  • This made me do a fist pump in the air! This is what we’re fighting for!

  • Jo

    Yay!!! Best post I’ve read all day :)

  • Rachel T.

    So in love with this! I hope more and more children learn it just like that!!! <3


    I bet Meg did not realize she had started a directory for situations like this – “let me pull up a same-sex wedding real quick that will blow your four-year-old socks off!”

  • Claire

    Wow. I’m touched by the outpouring of support and affirmation from this community. I’m glad our little playtime exchange could brighten your day the way it did mine.

  • Ruth Abbott

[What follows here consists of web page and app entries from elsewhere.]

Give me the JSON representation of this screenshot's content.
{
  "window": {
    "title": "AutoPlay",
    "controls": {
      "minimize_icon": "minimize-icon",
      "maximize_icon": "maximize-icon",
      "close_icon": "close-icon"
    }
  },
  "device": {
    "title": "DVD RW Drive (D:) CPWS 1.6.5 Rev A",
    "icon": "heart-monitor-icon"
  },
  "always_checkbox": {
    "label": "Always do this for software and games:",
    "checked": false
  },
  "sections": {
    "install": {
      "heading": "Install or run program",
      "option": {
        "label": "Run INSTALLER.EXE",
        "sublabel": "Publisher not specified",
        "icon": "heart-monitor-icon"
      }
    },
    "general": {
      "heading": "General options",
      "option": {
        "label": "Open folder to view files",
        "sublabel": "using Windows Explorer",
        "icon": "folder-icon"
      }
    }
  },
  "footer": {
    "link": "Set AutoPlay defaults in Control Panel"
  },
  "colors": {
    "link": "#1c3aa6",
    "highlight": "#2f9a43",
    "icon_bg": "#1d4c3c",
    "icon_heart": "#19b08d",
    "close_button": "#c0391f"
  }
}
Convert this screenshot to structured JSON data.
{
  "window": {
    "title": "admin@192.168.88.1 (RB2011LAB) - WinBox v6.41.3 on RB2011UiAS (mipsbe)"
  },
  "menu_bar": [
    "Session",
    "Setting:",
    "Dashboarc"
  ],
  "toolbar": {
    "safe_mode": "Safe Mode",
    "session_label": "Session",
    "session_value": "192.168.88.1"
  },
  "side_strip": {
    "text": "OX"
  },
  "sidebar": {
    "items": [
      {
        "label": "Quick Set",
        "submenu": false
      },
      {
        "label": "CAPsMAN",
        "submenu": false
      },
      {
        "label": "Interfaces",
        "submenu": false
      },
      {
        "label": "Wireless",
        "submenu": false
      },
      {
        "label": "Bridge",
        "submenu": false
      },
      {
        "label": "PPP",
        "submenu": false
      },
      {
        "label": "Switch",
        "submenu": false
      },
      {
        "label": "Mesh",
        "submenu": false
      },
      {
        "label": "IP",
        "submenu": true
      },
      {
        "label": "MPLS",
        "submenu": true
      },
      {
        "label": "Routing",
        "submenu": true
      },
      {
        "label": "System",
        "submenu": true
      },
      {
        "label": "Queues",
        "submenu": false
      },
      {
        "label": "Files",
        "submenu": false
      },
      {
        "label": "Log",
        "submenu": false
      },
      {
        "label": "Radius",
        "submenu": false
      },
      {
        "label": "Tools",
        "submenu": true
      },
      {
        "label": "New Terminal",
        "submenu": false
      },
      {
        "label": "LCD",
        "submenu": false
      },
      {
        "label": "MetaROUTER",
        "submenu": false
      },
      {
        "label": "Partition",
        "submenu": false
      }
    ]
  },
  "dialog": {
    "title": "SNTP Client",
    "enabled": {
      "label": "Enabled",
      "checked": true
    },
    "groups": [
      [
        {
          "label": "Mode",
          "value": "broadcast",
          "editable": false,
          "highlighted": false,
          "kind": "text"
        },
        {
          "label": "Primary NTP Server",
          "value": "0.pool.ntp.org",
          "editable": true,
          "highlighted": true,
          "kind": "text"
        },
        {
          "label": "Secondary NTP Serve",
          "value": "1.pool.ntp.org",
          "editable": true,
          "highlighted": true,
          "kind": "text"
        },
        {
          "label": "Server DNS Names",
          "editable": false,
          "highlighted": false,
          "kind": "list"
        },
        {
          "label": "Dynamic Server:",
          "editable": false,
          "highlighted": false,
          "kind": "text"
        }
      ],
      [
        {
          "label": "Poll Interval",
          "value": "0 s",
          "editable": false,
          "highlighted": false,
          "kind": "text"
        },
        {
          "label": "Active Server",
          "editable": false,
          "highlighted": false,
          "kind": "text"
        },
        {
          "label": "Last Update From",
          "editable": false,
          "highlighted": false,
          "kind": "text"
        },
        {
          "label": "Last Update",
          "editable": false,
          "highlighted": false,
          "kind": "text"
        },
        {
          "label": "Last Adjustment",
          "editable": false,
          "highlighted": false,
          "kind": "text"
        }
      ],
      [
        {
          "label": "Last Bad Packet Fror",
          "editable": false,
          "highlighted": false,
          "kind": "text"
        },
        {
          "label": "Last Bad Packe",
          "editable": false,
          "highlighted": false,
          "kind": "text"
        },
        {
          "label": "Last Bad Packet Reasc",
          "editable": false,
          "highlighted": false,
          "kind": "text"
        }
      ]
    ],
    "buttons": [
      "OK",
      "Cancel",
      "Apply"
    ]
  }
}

    I’m a little late to this post but thought that other latecommers might get a kick out of what my 5 year old godson said to me. He was playing with my rings, sat on my lap when he asked if any of them were a wedding ring. When I said I didn’t have a one yet he patted my face sympathetically and said “that’s okay – just wait a few years and I can marry you”, when I told him I was going to marry my girlfriend (and that it wasn’t legal to marry your godson or I would totally wait for him naturally….) he laughed like mad and told me to stop being silly till I promised (pinky promised) that I wasn’t lying and two girls could too get married. He went very quiet and, thinking I had confused him, I enquired if he was okay and he answered “Yeah I’m just remembering where my specialist bow tie is for the wedding!”

    • Claire

      Oh wow! What a fantastic story. <3

  • Ashley

    Really late to this post, but I wanted to share my experience with my son. He was just shy of 5 years old. My best friend known as a uncle to my son recently came out. We decided to wait to approach it with my son until my friend was in a serious relationship, and we thought he was ready. Well it just so happens he caught his uncle kissing another man. He immediately yelled “Uncle! What are you doing? Boys don’t kiss other boys! Only girls can kiss other girls!” We laughed and then sat him down for the conversation. We explained that Mommy likes boys, and Daddy likes girls, but Uncle likes boys like Mommy does. He sat for a couple minutes processing, then he looked at his uncle and said, “Well, I guess you can like boys. You’re still my favorite.” I don’t think I have ever been so proud of him. Since then we have taken him to Rainbow Festival, which is similar to pride, but family friendly, his uncle has brought his boyfriend over at least once a week for the past several months, and nothing has been mentioned since.